Next time round, we consider Psylocke. Will I be annoyed at the implication that a reserved British woman can't last as a super heroine? Or will I mainly concern myself with the fact that she's a brutally hot ninja? Who can tell? WHO!?!
 Whilst I continue to maintain that M-Day and the events preceding it represent an opportunity wasted rather than a bad idea altogether, but the fact that Quesada justified it as an attempt to make it harder to create new characters rather makes me wonder whether the man has any idea what the fuck he’s doing, partially because it didn’t (and couldn’t) work, but mainly because all you need is a cool idea and the line “they’re a mutant” and you’re off and running. Why you’d want to intentionally block that is beyond me.
 Say what you want about that particular alternate reality, they weren't running out of mutants any time soon.
 Particularly after a cursory glance at the respective childhoods of the two men. They were in no way as far removed from each others experiences as Xavier and Magneto, of course, but at the very least you could hypothesise that the two men might have shared or even swapped their political philosophies had they swapped their early experiences. In the Marvel Universe, Charles never needed to fight for his food, and never could fight in order to stop his abusive step-father and bullying step-brother.

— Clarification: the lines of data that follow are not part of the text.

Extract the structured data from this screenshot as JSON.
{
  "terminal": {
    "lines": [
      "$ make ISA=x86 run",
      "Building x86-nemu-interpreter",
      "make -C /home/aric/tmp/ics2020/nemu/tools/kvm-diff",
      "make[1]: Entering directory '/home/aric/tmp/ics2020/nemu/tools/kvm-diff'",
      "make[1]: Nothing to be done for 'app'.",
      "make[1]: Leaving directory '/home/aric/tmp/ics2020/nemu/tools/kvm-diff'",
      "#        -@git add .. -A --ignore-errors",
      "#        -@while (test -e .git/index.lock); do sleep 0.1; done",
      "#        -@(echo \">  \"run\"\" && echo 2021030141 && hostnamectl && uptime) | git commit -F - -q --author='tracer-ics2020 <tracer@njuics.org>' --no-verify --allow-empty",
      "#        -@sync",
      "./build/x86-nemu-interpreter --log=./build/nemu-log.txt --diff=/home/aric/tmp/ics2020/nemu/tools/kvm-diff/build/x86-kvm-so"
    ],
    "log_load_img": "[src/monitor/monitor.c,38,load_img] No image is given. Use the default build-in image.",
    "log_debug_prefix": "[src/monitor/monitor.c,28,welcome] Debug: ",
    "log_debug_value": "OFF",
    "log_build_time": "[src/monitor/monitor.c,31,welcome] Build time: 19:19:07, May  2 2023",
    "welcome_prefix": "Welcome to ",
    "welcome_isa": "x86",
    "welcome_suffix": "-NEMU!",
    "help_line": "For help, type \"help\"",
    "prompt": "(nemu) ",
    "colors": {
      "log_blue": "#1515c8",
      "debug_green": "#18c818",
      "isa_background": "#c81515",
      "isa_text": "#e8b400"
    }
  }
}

Magneto, on the other hand, is only alive at all because he chose to kill rather than lay down and die.
 The short-hand to all of this is that the only way to not be destroyed is to demonstrate fearlessness, and the only way to demonstrate fearlessness is to deliberately flirt with situations that would lead to your destruction.
 He also tried to take the world over using mind-controlling lava, once, but we don't like to talk about that.